* **DIRECTIONS FOR THIS TASK**
Restate the listing below word for word; no picture is to be carried over.

#### EXERCISE MATERIAL ####

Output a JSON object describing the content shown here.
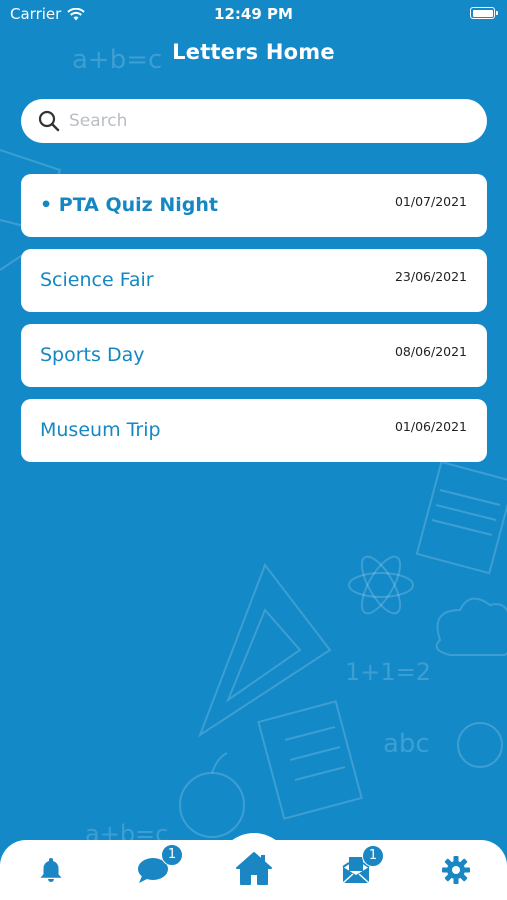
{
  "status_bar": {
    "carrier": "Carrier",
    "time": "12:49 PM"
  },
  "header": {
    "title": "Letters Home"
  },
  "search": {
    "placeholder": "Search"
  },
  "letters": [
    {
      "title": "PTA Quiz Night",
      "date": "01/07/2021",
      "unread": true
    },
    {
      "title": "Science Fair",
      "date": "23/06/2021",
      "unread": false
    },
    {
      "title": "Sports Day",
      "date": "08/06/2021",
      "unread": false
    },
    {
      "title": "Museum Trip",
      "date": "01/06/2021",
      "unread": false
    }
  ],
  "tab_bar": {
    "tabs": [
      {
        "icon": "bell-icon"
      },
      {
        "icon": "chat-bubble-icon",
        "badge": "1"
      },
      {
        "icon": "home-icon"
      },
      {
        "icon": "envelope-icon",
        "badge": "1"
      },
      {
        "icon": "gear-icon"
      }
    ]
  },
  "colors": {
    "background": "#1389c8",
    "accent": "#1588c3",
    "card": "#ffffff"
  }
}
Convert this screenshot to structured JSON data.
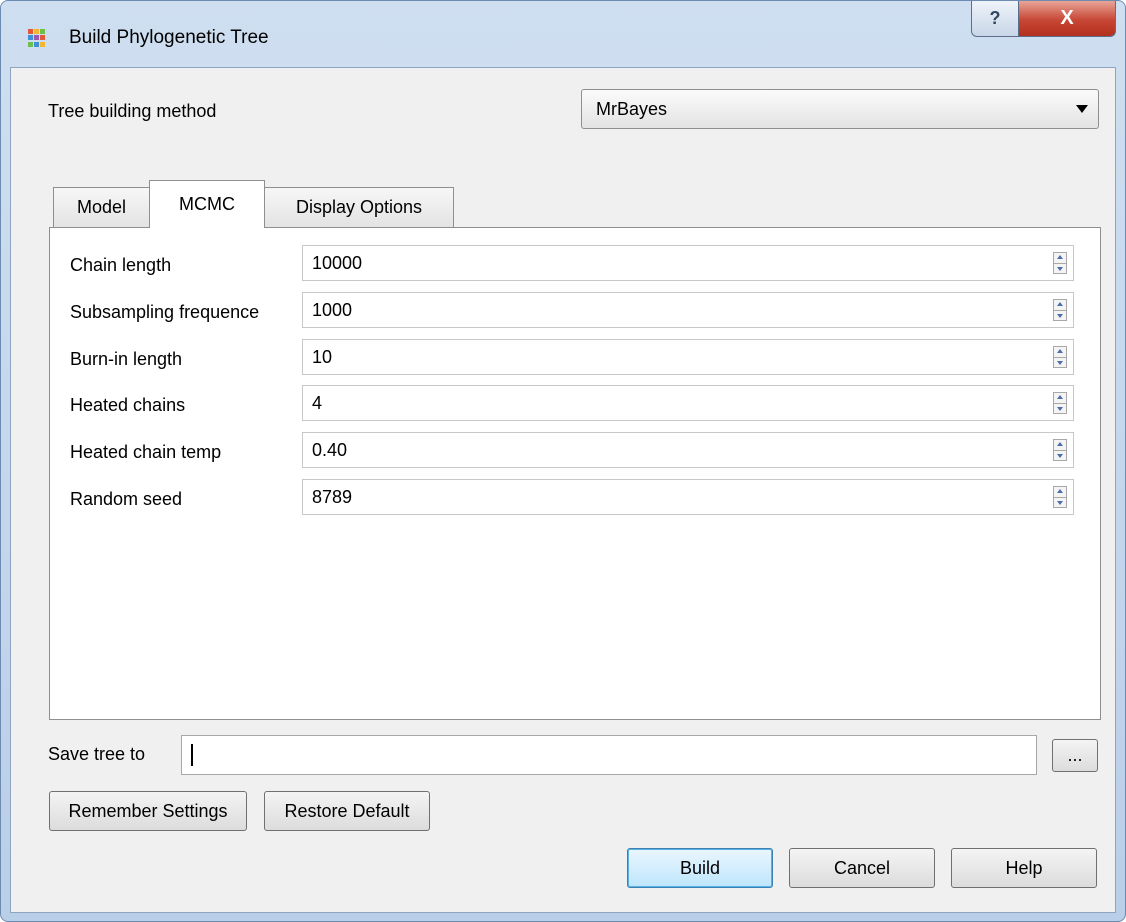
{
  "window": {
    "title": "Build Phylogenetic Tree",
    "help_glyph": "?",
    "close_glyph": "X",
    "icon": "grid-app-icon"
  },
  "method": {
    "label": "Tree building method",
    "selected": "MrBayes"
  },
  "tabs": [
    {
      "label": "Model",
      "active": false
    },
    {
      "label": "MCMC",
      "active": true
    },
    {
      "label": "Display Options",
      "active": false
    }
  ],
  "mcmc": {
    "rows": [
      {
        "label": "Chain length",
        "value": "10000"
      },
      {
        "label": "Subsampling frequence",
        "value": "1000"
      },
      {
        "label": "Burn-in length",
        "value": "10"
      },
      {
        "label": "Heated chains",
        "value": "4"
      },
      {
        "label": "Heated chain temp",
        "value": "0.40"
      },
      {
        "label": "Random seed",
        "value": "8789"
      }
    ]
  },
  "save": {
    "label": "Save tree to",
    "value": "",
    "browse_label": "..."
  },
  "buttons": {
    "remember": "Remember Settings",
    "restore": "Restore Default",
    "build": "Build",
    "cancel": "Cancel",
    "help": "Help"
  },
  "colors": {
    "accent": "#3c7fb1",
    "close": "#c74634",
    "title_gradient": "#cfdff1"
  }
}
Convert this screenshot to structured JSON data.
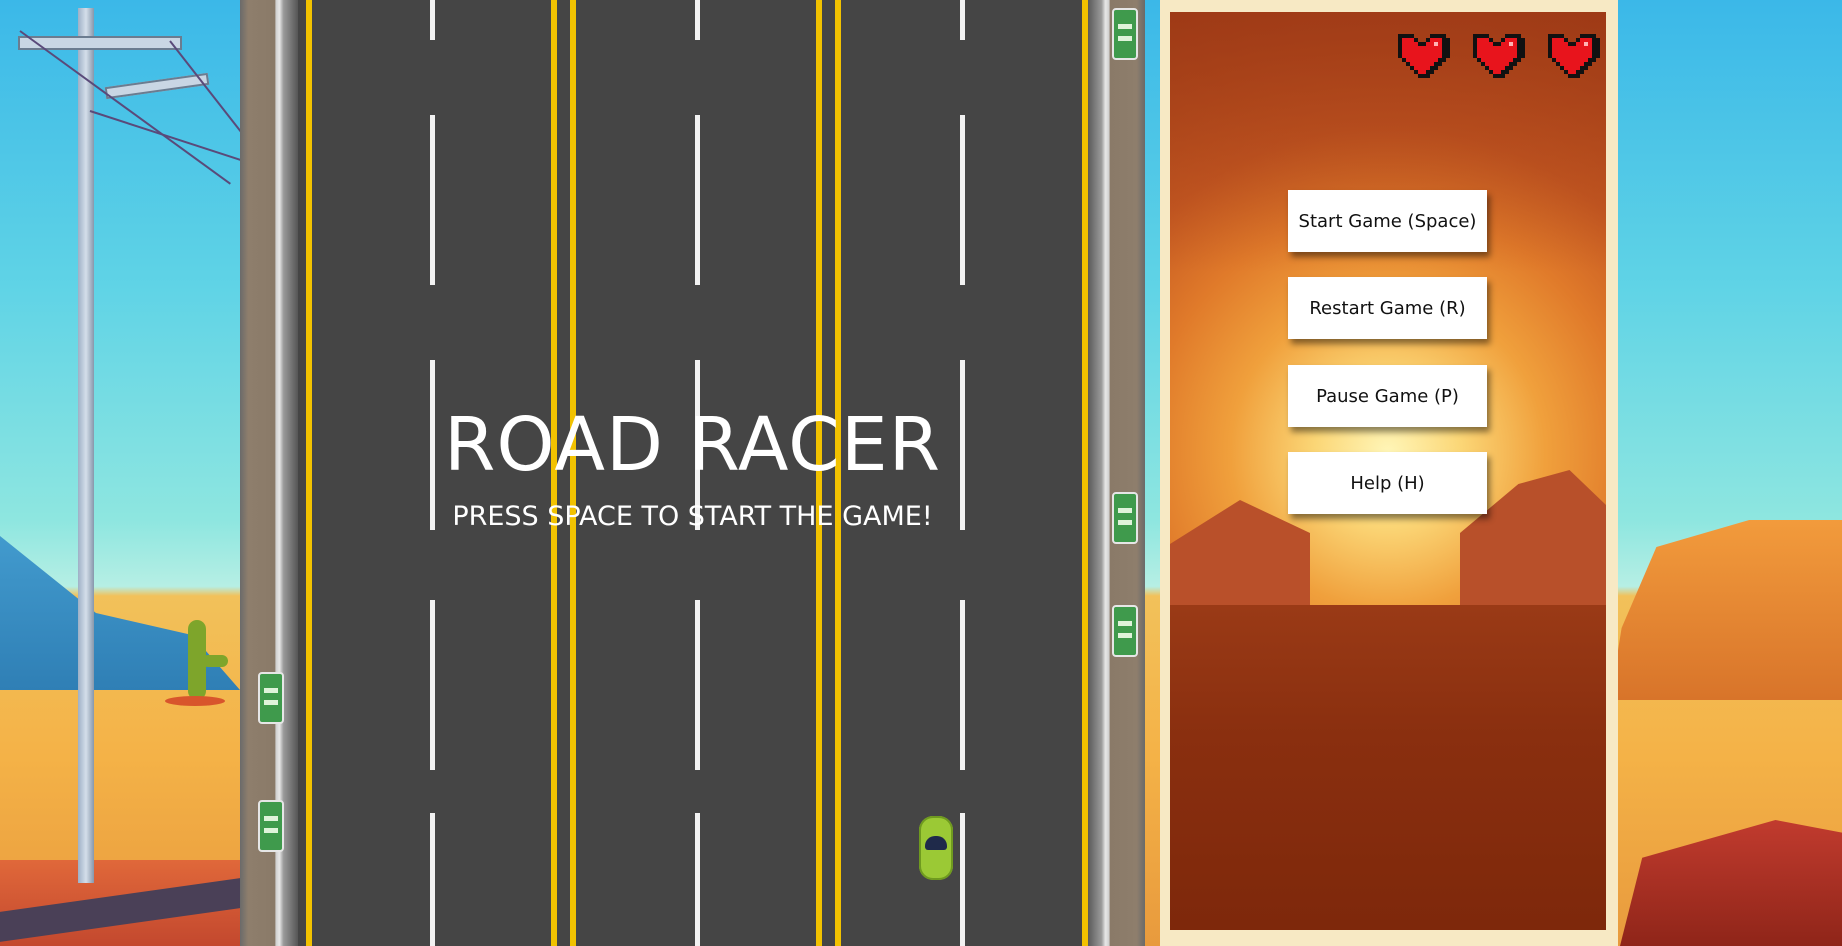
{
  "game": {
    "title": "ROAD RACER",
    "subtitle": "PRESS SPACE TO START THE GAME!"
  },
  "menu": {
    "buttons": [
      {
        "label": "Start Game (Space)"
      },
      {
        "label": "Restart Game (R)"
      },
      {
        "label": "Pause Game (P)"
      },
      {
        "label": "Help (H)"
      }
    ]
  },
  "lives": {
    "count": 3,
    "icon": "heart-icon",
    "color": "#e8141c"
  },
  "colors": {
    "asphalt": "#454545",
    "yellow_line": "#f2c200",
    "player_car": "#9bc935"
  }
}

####

* **ANSWER AREA**
Output a JSON object describing the content shown here.
{
  "status_bar": {
    "carrier": "Carrier",
    "time": "12:49 PM"
  },
  "header": {
    "title": "Letters Home"
  },
  "search": {
    "placeholder": "Search"
  },
  "letters": [
    {
      "title": "PTA Quiz Night",
      "date": "01/07/2021",
      "unread": true
    },
    {
      "title": "Science Fair",
      "date": "23/06/2021",
      "unread": false
    },
    {
      "title": "Sports Day",
      "date": "08/06/2021",
      "unread": false
    },
    {
      "title": "Museum Trip",
      "date": "01/06/2021",
      "unread": false
    }
  ],
  "tab_bar": {
    "tabs": [
      {
        "icon": "bell-icon"
      },
      {
        "icon": "chat-bubble-icon",
        "badge": "1"
      },
      {
        "icon": "home-icon"
      },
      {
        "icon": "envelope-icon",
        "badge": "1"
      },
      {
        "icon": "gear-icon"
      }
    ]
  },
  "colors": {
    "background": "#1389c8",
    "accent": "#1588c3",
    "card": "#ffffff"
  }
}
Convert this screenshot to structured JSON data.
{
  "window": {
    "title": "Build Phylogenetic Tree",
    "help_glyph": "?",
    "close_glyph": "X",
    "icon": "grid-app-icon"
  },
  "method": {
    "label": "Tree building method",
    "selected": "MrBayes"
  },
  "tabs": [
    {
      "label": "Model",
      "active": false
    },
    {
      "label": "MCMC",
      "active": true
    },
    {
      "label": "Display Options",
      "active": false
    }
  ],
  "mcmc": {
    "rows": [
      {
        "label": "Chain length",
        "value": "10000"
      },
      {
        "label": "Subsampling frequence",
        "value": "1000"
      },
      {
        "label": "Burn-in length",
        "value": "10"
      },
      {
        "label": "Heated chains",
        "value": "4"
      },
      {
        "label": "Heated chain temp",
        "value": "0.40"
      },
      {
        "label": "Random seed",
        "value": "8789"
      }
    ]
  },
  "save": {
    "label": "Save tree to",
    "value": "",
    "browse_label": "..."
  },
  "buttons": {
    "remember": "Remember Settings",
    "restore": "Restore Default",
    "build": "Build",
    "cancel": "Cancel",
    "help": "Help"
  },
  "colors": {
    "accent": "#3c7fb1",
    "close": "#c74634",
    "title_gradient": "#cfdff1"
  }
}
Convert this screenshot to structured JSON data.
{
  "game": {
    "title": "ROAD RACER",
    "subtitle": "PRESS SPACE TO START THE GAME!"
  },
  "menu": {
    "buttons": [
      {
        "label": "Start Game (Space)"
      },
      {
        "label": "Restart Game (R)"
      },
      {
        "label": "Pause Game (P)"
      },
      {
        "label": "Help (H)"
      }
    ]
  },
  "lives": {
    "count": 3,
    "icon": "heart-icon",
    "color": "#e8141c"
  },
  "colors": {
    "asphalt": "#454545",
    "yellow_line": "#f2c200",
    "player_car": "#9bc935"
  }
}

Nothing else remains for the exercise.